Euthanasias and pet intakes are down this year for Ardmore Animal Care, and shelter officials are rejoicing — hoping they will one day be worked out of a job.
Jeannine Jackson, the executive director of Ardmore Animal Care Inc., said the decrease in pets surrendered to the shelter stems from different efforts the shelter has made to keep pets in the area from reproducing and a shift in the way society treats their animals.
“I’m so proud of our shelter and our staff and the job we’re doing out there,” Jackson said. “We give those animals hope. We give them a chance.”
Jackson attributes the shelter’s newfound success to the work they do one weekend a month to spay and neuter neighborhood animals. The low-cost weekend clinic offers pet owners the chance to get their cats and dogs spayed and neutered for $45 to $55, and bring them up to date on their vaccinations. Because of this, local pets are having less surprise litters and owners aren’t having to dump those babies at the shelter.
Ardmore Animal Care also stipulates that any animal adopted from the facility must be spayed or neutered before they leave— another factor that cuts down on unwanted litters, Jackson said.
The shelter has taken in 140 pets in the first nine days of this month, putting them on track to take in 482 animals for the month. Jackson said this number may seem like a lot, but it is a stark contrast from year’s past.
In 2006, the shelter took in 7,933 pets. But by 2016 their intake numbers had dropped to 4,852 pets— meaning during the last 10 years, the shelter has seen a 61 percent decrease in the number of pets they take in. The decline doesn’t stop there.
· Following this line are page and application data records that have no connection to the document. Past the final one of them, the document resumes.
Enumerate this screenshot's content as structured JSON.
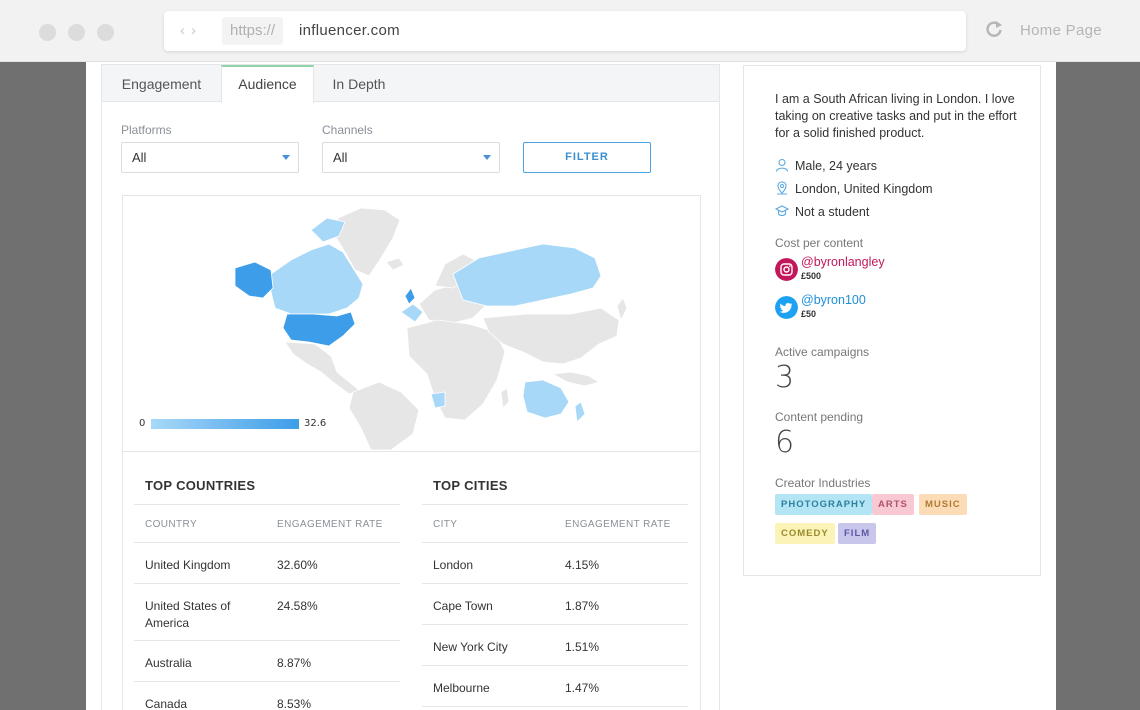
{
  "browser": {
    "protocol": "https://",
    "host": "influencer.com",
    "home_link": "Home Page"
  },
  "tabs": [
    {
      "label": "Engagement",
      "active": false
    },
    {
      "label": "Audience",
      "active": true
    },
    {
      "label": "In Depth",
      "active": false
    }
  ],
  "filters": {
    "platforms_label": "Platforms",
    "platforms_value": "All",
    "channels_label": "Channels",
    "channels_value": "All",
    "filter_button": "FILTER"
  },
  "map": {
    "legend_min": "0",
    "legend_max": "32.6",
    "highlighted": [
      {
        "country": "United Kingdom",
        "value": 32.6
      },
      {
        "country": "United States of America",
        "value": 24.58
      },
      {
        "country": "Australia",
        "value": 8.87
      },
      {
        "country": "Canada",
        "value": 8.53
      }
    ],
    "colors": {
      "low": "#a8d8f8",
      "high": "#3d9de8",
      "none": "#e6e6e6"
    }
  },
  "top_countries": {
    "title": "TOP COUNTRIES",
    "col1": "COUNTRY",
    "col2": "ENGAGEMENT RATE",
    "rows": [
      {
        "name": "United Kingdom",
        "rate": "32.60%"
      },
      {
        "name": "United States of America",
        "rate": "24.58%"
      },
      {
        "name": "Australia",
        "rate": "8.87%"
      },
      {
        "name": "Canada",
        "rate": "8.53%"
      }
    ]
  },
  "top_cities": {
    "title": "TOP CITIES",
    "col1": "CITY",
    "col2": "ENGAGEMENT RATE",
    "rows": [
      {
        "name": "London",
        "rate": "4.15%"
      },
      {
        "name": "Cape Town",
        "rate": "1.87%"
      },
      {
        "name": "New York City",
        "rate": "1.51%"
      },
      {
        "name": "Melbourne",
        "rate": "1.47%"
      }
    ]
  },
  "profile": {
    "bio": "I am a South African living in London. I love taking on creative tasks and put in the effort for a solid finished product.",
    "gender_age": "Male, 24 years",
    "location": "London, United Kingdom",
    "student": "Not a student",
    "cost_label": "Cost per content",
    "socials": [
      {
        "platform": "instagram",
        "handle": "@byronlangley",
        "price": "£500",
        "color": "#c2185b",
        "icon": "instagram-icon"
      },
      {
        "platform": "twitter",
        "handle": "@byron100",
        "price": "£50",
        "color": "#1da1f2",
        "icon": "twitter-icon"
      }
    ],
    "active_label": "Active campaigns",
    "active_value": "3",
    "pending_label": "Content pending",
    "pending_value": "6",
    "industries_label": "Creator Industries",
    "industries": [
      {
        "label": "PHOTOGRAPHY",
        "bg": "#b3e5f5",
        "fg": "#2f7f9e"
      },
      {
        "label": "ARTS",
        "bg": "#f9c9d3",
        "fg": "#b0546a"
      },
      {
        "label": "MUSIC",
        "bg": "#fbdcb6",
        "fg": "#b07a33"
      },
      {
        "label": "COMEDY",
        "bg": "#fbf3b8",
        "fg": "#9a8a2c"
      },
      {
        "label": "FILM",
        "bg": "#c9c6ec",
        "fg": "#5e58a3"
      }
    ]
  }
}
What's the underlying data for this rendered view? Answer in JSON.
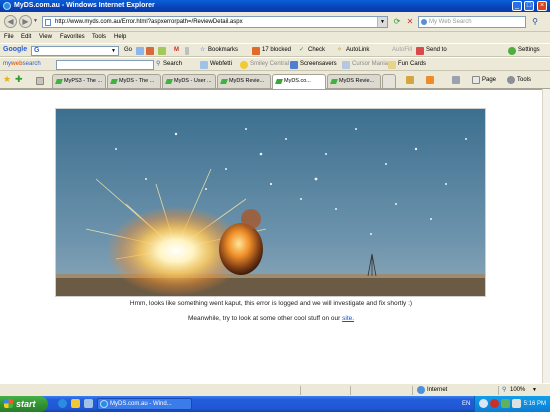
{
  "window": {
    "title": "MyDS.com.au - Windows Internet Explorer"
  },
  "address_bar": {
    "url": "http://www.myds.com.au/Error.html?aspxerrorpath=/ReviewDetail.aspx",
    "search_placeholder": "My Web Search"
  },
  "menu": {
    "items": [
      "File",
      "Edit",
      "View",
      "Favorites",
      "Tools",
      "Help"
    ]
  },
  "google_toolbar": {
    "brand": "Google",
    "go_label": "Go",
    "bookmarks_label": "Bookmarks",
    "blocked_label": "17 blocked",
    "check_label": "Check",
    "autolink_label": "AutoLink",
    "autofill_label": "AutoFill",
    "sendto_label": "Send to",
    "settings_label": "Settings"
  },
  "mywebsearch_toolbar": {
    "brand_prefix": "my",
    "brand_main": "web",
    "brand_suffix": "search",
    "search_label": "Search",
    "webfetti_label": "Webfetti",
    "smiley_label": "Smiley Central",
    "screensavers_label": "Screensavers",
    "cursor_label": "Cursor Mania",
    "funcards_label": "Fun Cards"
  },
  "tabs": [
    {
      "label": "MyPS3 - The ...",
      "active": false
    },
    {
      "label": "MyDS - The ...",
      "active": false
    },
    {
      "label": "MyDS - User ...",
      "active": false
    },
    {
      "label": "MyDS Revie...",
      "active": false
    },
    {
      "label": "MyDS.co...",
      "active": true
    },
    {
      "label": "MyDS Revie...",
      "active": false
    }
  ],
  "command_bar": {
    "page_label": "Page",
    "tools_label": "Tools"
  },
  "page": {
    "error_message": "Hmm, looks like something went kaput, this error is logged and we will investigate and fix shortly :)",
    "meanwhile_text": "Meanwhile, try to look at some other cool stuff on our",
    "site_link": "site."
  },
  "status_bar": {
    "zone": "Internet",
    "zoom": "100%"
  },
  "taskbar": {
    "start_label": "start",
    "window_button": "MyDS.com.au - Wind...",
    "language": "EN",
    "clock": "5:16 PM"
  }
}
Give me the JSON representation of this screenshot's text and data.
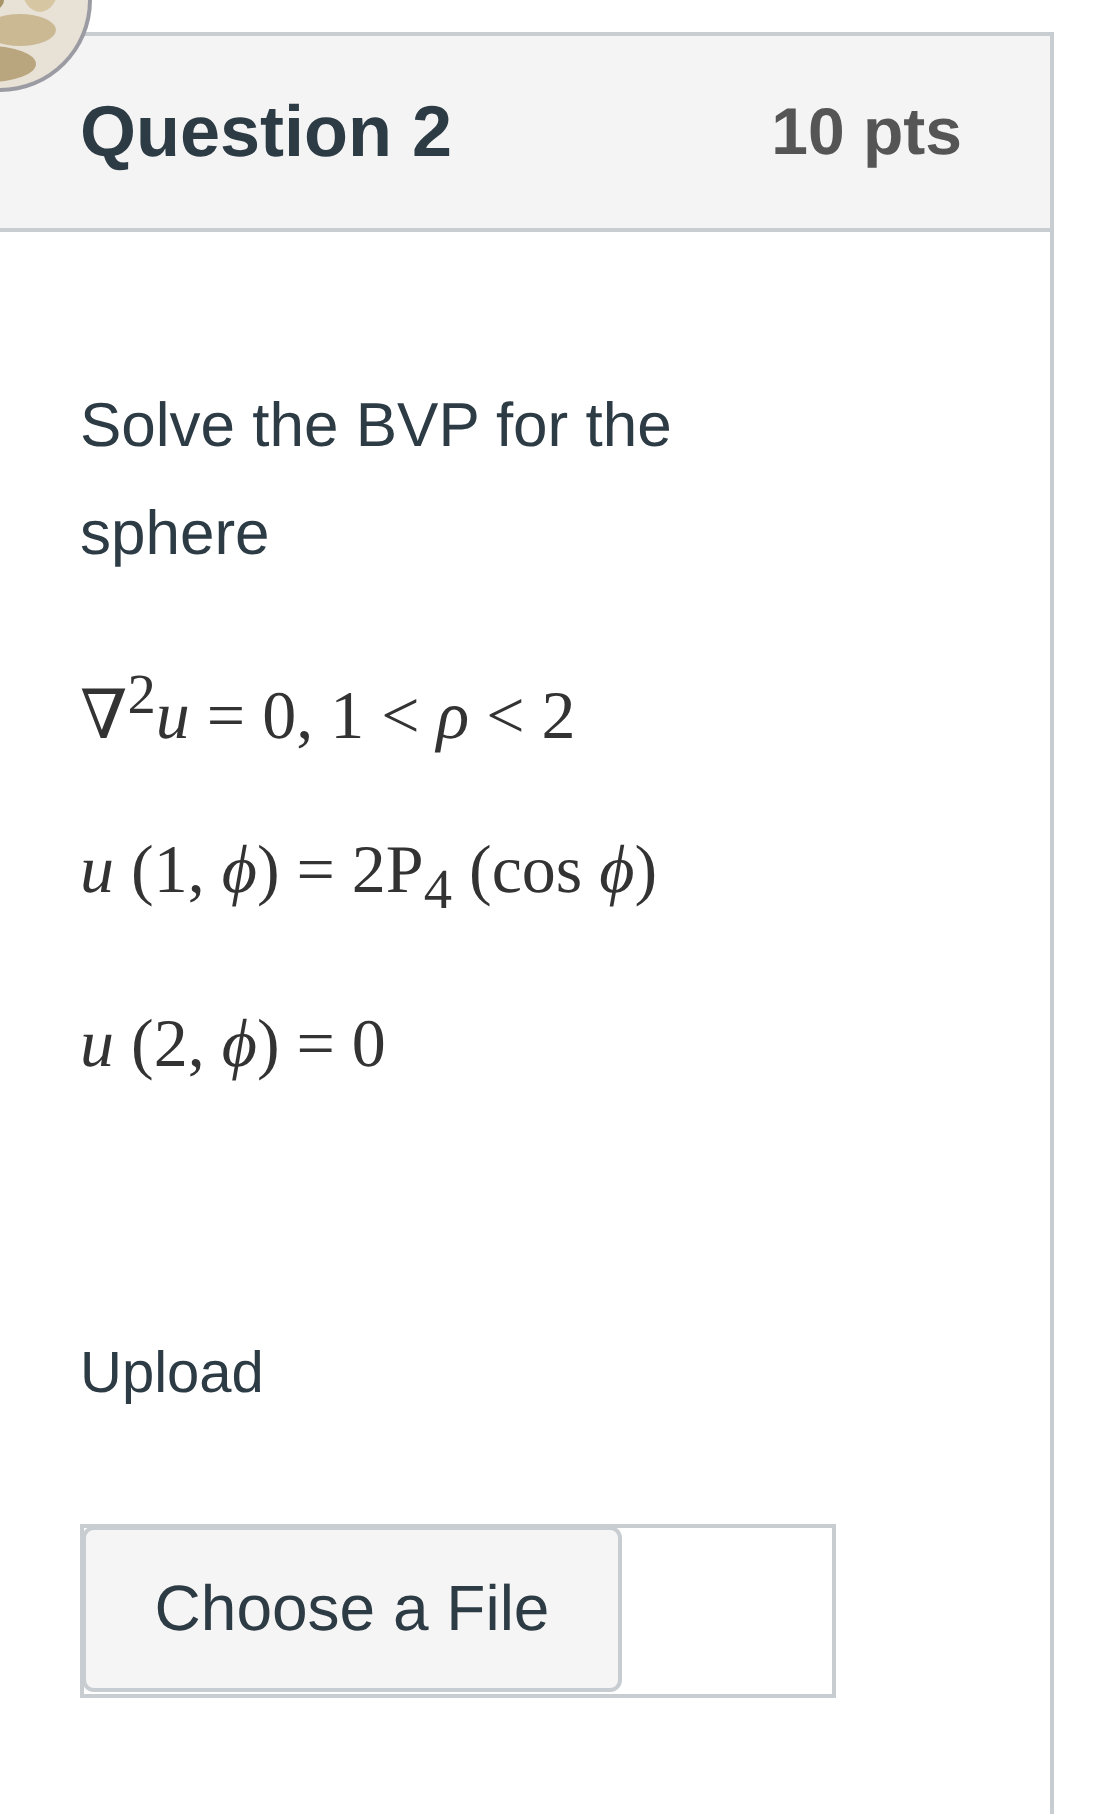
{
  "question": {
    "title": "Question 2",
    "points": "10 pts"
  },
  "prompt": "Solve the BVP  for the sphere",
  "equations": [
    "∇$^{2}$*u* = 0,  1 < *ρ* < 2",
    "*u* (1, *ϕ*) = 2P$_{4}$ (cos *ϕ*)",
    "*u* (2, *ϕ*) = 0"
  ],
  "upload": {
    "label": "Upload",
    "button": "Choose a File"
  }
}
In May of 2016 the shelter took in 562 animals. This May, the shelter’s intake number dropped to 512— a nine percent decrease since last year.
As a result of the decrease in the number of animals, the shelter has also seen a decrease in its euthanasia rate.
Jackson said in May euthanasias were down by 75 animals since 2016. Jackson did not have newer statistics ready at the time, but said that they have continued to see a decline.
“We used to take in as many as 600 a month,” she said. We are seeing a decline in the animal intakes. When our numbers are coming down … that’s wonderful.”
Another contributing factor is the increase in responsible pet ownership, and millennial obsession with their pets. In 1988 (when the oldest millennials were 8 years old), 58 percent of U.S. households owned a pet, according to the American Pet Products Association. According to the 2017-18 APPA National Pet Owners Survey, “68 percent of U.S. households now own a pet, which equates to 84.6 million homes.”
A study by the research firm Mintel also found that 71 percent of millennial men aged 18-44 own a dog, as well as 60 percent of millennial women. The study also found that older millennials in particular make up a large portion of the nation’s dog lovers as three quarters (75 percent) of consumers aged 30-39 own a dog.
Jackson said that all of these factors work together to help keep pets out of the shelter, and she hopes to see the declining number of pets in the shelter continue.
“Euthanasia is the unhappy part of my job,” Jackson said. “I can’t save all of the animals, but maybe I can save a few.”